Posted on | April 19, 2012 | No Comments
Will two college professors soon “eat your lunch”?
On November 2, 2007, the Association of American Medical Colleges will convene the 51st National Research In Medical Education conference at its 123rd Annual Meeting. February 20, 2012 was the deadline for submissions which will shape the content for the meeting.(1) The 2012 lead initiatives of the AAMC include (2):
“Aligning and Educating for Quality (ae4Q)
The ae4Q initiative is designed to assist the continuing medical education units of academic medical centers to more effectively integrate with performance improvement goals.
Readiness for Reform (R4R)
The AAMC Readiness for Reform (R4R) initiative assists AAMC member institutions in assessing their readiness for responding to key provisions of the Affordable Care Act, and facilitates sharing member strategies and best practices for building capacity to address delivery reform.
Research on Care Community (ROCC)
ROCC is the research arm of the AAMC’s Best Practices for Better Care initiative, but is also open to all interested member medical schools and teaching hospitals.
The AAMC is working with practitioners who care for our nation’s military members and their families.
Leadership and Talent Development
Working with our member medical schools and teaching hospitals, the AAMC is developing resources and tools to help institutions improve the process by which they search for and select institutional leaders.
Current evidence suggests that the United States is headed toward an aggregate shortage of physicians. The AAMC’s Center for Workforce Studies conducts research that informs health workforce policy and compels the nation toward the right mix of physicians.”
…all of which is fine, much of which will be well represented in both submissions and final agenda, and none of which addresses significant transformative changes enveloping general education reform, consumer empowerment/professional partnering, and virtual bypass of historic power bases by new information technologies.
Are Medical Educators outliers in the general education arena when it comes to continuing to choose the status-quo over new risk-laden approaches to enveloping trends? A quick review would suggest the answer is yes. Let’s take a quick peak at what’s going on out there at higher education institutions.

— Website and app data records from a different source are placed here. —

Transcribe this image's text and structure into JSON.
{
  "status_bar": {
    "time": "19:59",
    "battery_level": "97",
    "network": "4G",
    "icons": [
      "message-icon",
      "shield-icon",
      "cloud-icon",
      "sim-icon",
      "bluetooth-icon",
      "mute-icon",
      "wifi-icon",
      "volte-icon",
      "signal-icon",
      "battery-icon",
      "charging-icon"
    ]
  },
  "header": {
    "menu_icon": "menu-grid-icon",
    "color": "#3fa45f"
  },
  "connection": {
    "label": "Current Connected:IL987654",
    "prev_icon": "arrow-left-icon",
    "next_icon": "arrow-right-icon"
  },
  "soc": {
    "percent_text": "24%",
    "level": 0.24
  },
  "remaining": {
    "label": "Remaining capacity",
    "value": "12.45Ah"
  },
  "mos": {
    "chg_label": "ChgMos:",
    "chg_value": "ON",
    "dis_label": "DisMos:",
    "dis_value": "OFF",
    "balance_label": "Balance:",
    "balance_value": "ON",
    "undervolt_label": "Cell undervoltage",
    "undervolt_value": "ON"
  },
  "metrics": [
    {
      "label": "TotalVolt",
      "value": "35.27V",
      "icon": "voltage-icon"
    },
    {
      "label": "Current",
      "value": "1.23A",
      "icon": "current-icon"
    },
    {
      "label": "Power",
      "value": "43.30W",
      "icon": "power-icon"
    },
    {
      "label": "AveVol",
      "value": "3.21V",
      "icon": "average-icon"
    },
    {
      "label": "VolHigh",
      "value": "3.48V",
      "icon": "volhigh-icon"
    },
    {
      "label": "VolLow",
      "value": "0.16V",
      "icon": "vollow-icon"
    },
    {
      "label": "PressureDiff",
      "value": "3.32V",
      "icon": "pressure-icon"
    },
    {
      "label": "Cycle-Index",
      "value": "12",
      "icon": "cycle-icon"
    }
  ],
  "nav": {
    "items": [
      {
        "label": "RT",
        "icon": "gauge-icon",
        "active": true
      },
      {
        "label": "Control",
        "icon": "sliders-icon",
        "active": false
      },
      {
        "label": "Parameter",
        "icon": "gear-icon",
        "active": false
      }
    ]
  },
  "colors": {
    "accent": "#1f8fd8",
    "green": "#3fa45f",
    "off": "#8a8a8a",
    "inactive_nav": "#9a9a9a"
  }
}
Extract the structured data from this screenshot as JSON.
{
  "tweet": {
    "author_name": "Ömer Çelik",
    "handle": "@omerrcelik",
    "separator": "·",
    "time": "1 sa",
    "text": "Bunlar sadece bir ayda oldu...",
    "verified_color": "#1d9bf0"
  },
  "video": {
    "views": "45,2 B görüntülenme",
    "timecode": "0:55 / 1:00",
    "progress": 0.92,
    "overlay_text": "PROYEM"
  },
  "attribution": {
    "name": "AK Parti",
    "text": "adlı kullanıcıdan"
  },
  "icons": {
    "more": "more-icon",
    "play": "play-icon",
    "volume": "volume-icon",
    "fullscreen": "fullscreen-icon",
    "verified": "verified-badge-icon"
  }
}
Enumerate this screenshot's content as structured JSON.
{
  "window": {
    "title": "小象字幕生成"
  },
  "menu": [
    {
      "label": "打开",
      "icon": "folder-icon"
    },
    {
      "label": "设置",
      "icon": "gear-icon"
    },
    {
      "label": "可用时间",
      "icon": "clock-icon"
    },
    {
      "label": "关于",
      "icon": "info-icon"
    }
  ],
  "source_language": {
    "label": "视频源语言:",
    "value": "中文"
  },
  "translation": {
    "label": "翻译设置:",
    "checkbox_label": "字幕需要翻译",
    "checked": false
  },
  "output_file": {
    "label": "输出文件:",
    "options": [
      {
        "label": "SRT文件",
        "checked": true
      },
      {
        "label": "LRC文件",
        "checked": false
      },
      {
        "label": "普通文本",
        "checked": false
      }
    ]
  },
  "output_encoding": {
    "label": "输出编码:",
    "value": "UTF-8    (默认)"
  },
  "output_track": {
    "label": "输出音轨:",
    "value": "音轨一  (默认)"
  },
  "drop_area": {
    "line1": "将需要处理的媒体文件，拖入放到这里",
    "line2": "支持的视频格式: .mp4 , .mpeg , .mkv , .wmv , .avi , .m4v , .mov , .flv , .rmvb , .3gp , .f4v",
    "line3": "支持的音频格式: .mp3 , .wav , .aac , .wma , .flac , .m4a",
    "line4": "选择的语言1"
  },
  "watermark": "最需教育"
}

1. Coursera: Stanford, the University of California, Berkeley, the University of Michigan, the University of Pennsylvania and Princeton just announced they have secured $16 million in venture capital and partnerships from two of Silicon Valley’s premier venture capital firms, Kleiner Perkins Caufield & Byers and New Enterprise Associates.(3,4) This the first step in creation of a Web portal to provide open access to a broad array of interactive courses in the humanities, social sciences, physical sciences and engineering. The brain child of Andrew Ng and Daphne Koller, two Stanford computer scientists, didn’t come out of nowhere. Last year, their online courses reached over 100,000 students. Last year a highly publicized course in artificial intelligence topped out at 160,000 students from 190 countries. It was taught by former Stanford Professor Sebastian Thrun and Peter Norvig, Google’s director of research. Participants didn’t receive university credits for the course, but rather certificates of completion. Thrun was apparently impressed. He resigned from Stanford and launched the new online university, Udacity.(4)
2. Free Is Good: The dual realities of open access and no fees apparently are not seen as obstacles amount savy investors. Says venture capitalist John Doerr, a Kleiner investment partner, “Yes. Even with free courses. From a community of millions of learners some should ‘opt in’ for valuable, premium services. Those revenues should fund investment in tools, technology and royalties to faculty and universities.” As for the professors, they seem happy to pony up – what if you had the choice to reach 100,000 minds rather than 100?(4)
3. Flipping The Classroom: What investors in start-ups like Coursera, Udacity, Minerva, Udemy, MIT, and others are banking on is highly efficient learning centered on a concept introduced by educator, Salman Khan. He is the dynamic, youthful, almost naive creator of Khan Academy(5), who originally was simply doing a “nice turn” for his long-distance nephew by creating 10 minute interactive learning sessions on a wide range of topics. What he realized in the process was that it was easier to teach a person at home and problem-solve in the classroom than the other way around. Homework becomes schoolwork and vice versa.
All of which brings me back to the 51st RIME Meeting in San Francisco on November 2, 2012. Here’s how I see it. First, the physician job description hasn’t fundamentally changes in a century. Second, US medical education remains trapped in brick and mortar, hospital-centric, and focused on training physicians in highly traditional formats. Third, rapid advances in evolution of higher education may present individuals in the near future with opportunities to acquire more relevant medical education, faster and cheaper, through alternatives to medical schools. Fourth, these options will be open not only to potential new physicians and other health professionals, but also to their highly motivated patients.
Note to planners of the 51st RIMA Conference: Suggest a call to Salman Khan or Andrew Ng and Daphne Koller to see if they are available for a keynote at your conference.
For Health Commentary, I’m Mike Magee
2. AAMC 2012 Featured Initiatives. https://www.aamc.org/initiatives/
3. Coursera: About Coursera. http://www.cs101-class.org/hub.php
5. Khan Academy.http://www.khanacademy.org/